Dataset items
· · · · · · ·

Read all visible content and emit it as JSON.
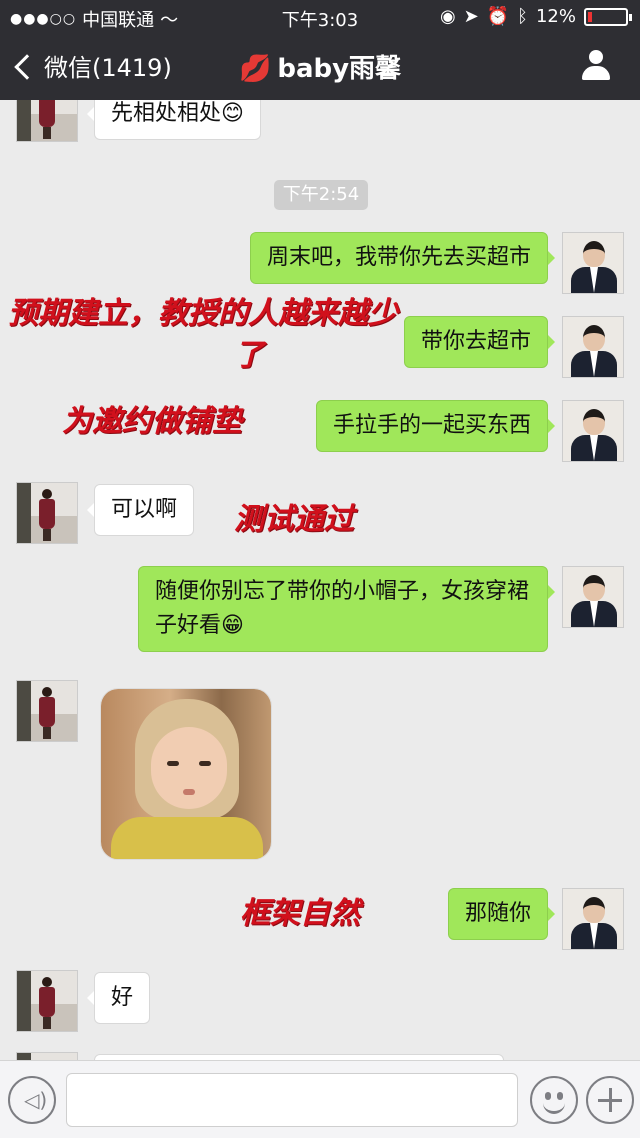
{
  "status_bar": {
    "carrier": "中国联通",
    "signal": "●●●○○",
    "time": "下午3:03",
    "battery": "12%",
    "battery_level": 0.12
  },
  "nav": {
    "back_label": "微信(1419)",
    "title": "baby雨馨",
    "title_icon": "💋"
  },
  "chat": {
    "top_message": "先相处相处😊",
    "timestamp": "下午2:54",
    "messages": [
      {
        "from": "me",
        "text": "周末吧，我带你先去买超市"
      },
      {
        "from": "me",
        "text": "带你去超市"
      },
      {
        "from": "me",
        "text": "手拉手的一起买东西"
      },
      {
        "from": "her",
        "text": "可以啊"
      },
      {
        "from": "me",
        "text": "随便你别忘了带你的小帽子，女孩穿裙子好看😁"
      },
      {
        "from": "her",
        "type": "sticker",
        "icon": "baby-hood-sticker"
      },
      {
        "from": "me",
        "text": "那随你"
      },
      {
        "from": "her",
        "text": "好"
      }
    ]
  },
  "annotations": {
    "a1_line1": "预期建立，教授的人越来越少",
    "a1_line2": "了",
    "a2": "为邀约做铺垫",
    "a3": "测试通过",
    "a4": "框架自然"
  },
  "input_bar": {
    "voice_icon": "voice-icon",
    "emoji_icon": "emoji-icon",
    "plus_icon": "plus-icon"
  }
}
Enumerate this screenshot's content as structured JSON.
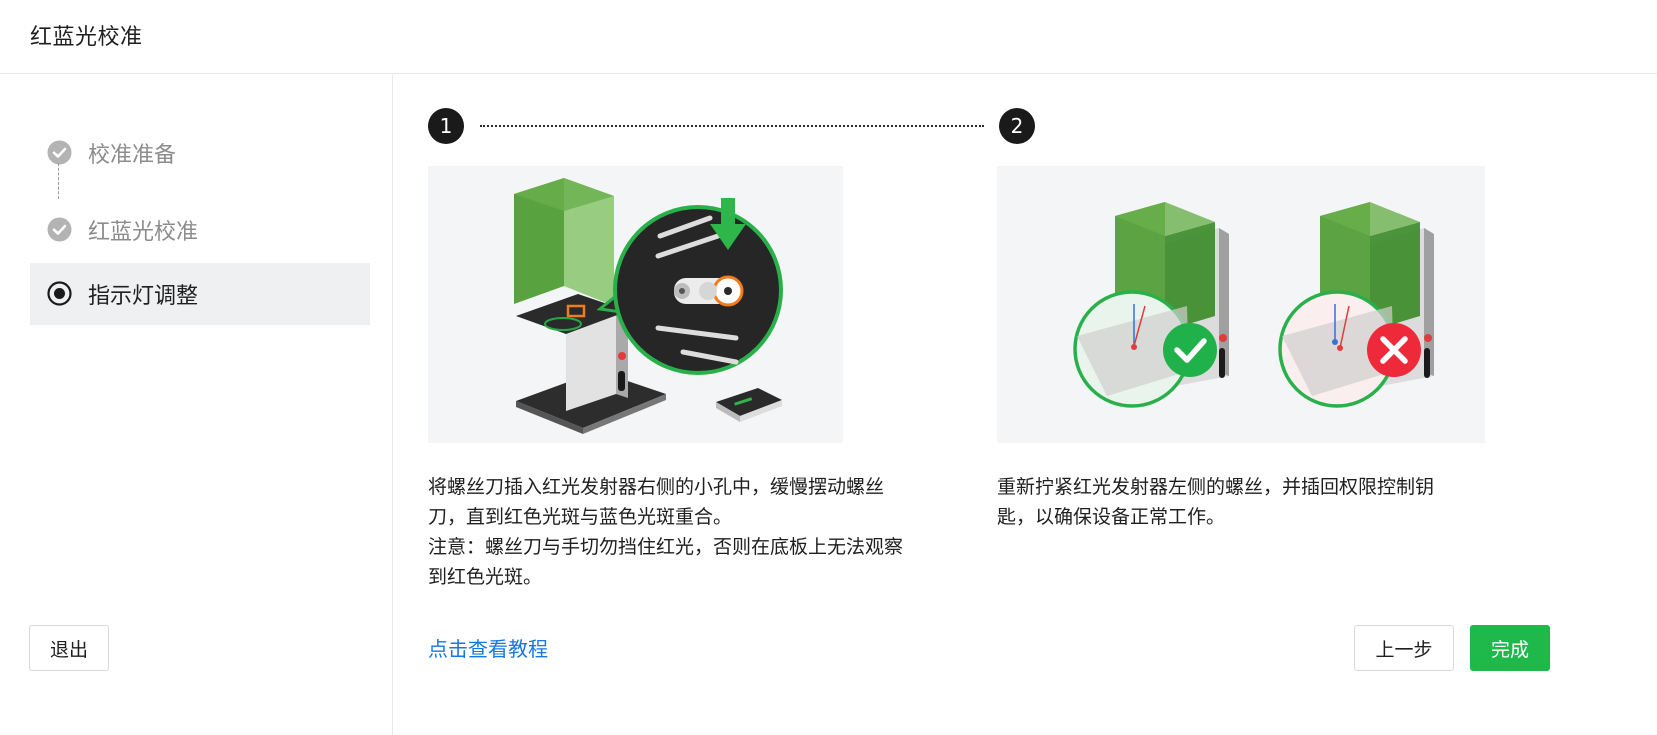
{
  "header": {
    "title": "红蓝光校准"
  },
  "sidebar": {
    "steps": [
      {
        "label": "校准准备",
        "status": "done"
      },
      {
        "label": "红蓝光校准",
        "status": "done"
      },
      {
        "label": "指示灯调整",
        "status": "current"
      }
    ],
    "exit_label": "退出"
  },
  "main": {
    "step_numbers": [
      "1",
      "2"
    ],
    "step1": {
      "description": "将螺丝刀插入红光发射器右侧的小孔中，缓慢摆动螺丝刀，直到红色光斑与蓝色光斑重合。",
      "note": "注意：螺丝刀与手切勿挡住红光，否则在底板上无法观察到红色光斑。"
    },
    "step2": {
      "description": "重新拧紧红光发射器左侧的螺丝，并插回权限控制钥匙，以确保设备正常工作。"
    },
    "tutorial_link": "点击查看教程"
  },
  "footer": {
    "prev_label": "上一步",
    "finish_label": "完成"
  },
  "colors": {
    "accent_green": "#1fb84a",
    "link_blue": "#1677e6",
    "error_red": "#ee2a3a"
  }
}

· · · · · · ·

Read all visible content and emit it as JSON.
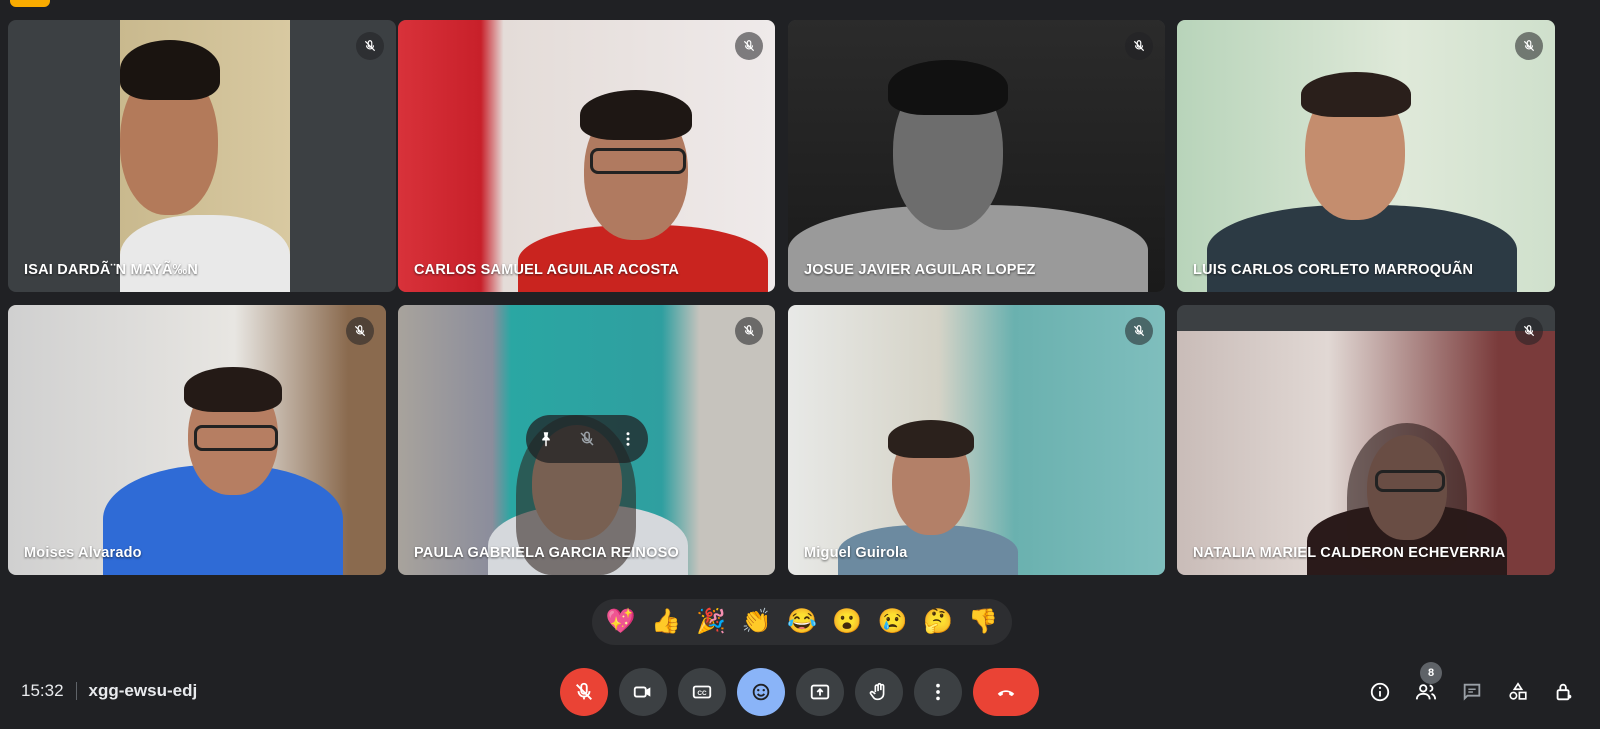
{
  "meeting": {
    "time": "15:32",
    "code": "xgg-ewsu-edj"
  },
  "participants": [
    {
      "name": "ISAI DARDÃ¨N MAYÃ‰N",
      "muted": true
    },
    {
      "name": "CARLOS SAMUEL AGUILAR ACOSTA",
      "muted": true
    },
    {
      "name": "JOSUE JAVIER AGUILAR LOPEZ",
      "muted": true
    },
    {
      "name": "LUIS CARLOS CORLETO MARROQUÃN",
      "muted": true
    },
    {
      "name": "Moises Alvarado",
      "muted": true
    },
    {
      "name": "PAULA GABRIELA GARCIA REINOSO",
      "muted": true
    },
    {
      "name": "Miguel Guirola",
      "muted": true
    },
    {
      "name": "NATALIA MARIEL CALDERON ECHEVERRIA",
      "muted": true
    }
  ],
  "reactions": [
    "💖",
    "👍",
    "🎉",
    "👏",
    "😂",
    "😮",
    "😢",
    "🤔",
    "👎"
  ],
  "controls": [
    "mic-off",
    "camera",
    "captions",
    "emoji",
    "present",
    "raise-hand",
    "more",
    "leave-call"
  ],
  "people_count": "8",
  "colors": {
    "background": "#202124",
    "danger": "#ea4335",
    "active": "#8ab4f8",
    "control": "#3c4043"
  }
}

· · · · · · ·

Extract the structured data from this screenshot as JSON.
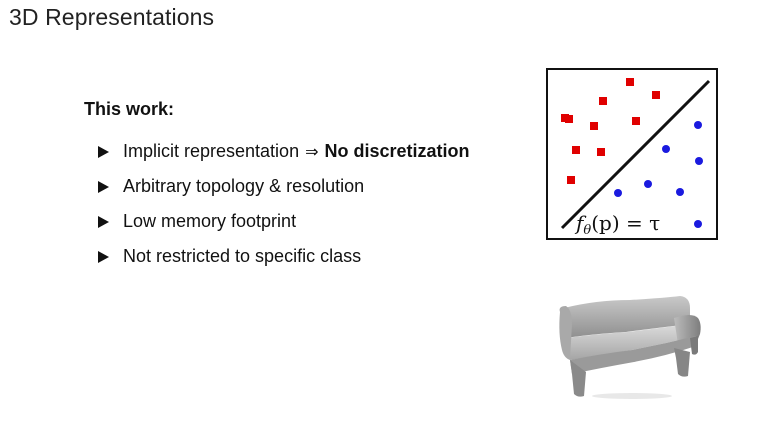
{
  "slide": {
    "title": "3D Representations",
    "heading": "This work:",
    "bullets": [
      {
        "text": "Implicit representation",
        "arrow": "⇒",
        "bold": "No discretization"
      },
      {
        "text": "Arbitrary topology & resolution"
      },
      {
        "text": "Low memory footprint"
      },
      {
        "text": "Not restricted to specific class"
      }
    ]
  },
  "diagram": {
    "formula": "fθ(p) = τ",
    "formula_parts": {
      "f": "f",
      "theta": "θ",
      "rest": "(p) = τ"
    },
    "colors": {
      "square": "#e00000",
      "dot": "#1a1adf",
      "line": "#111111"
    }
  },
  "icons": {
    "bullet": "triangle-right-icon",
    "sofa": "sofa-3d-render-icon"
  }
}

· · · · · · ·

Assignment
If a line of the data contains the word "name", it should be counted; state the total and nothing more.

Answer to the exercise
8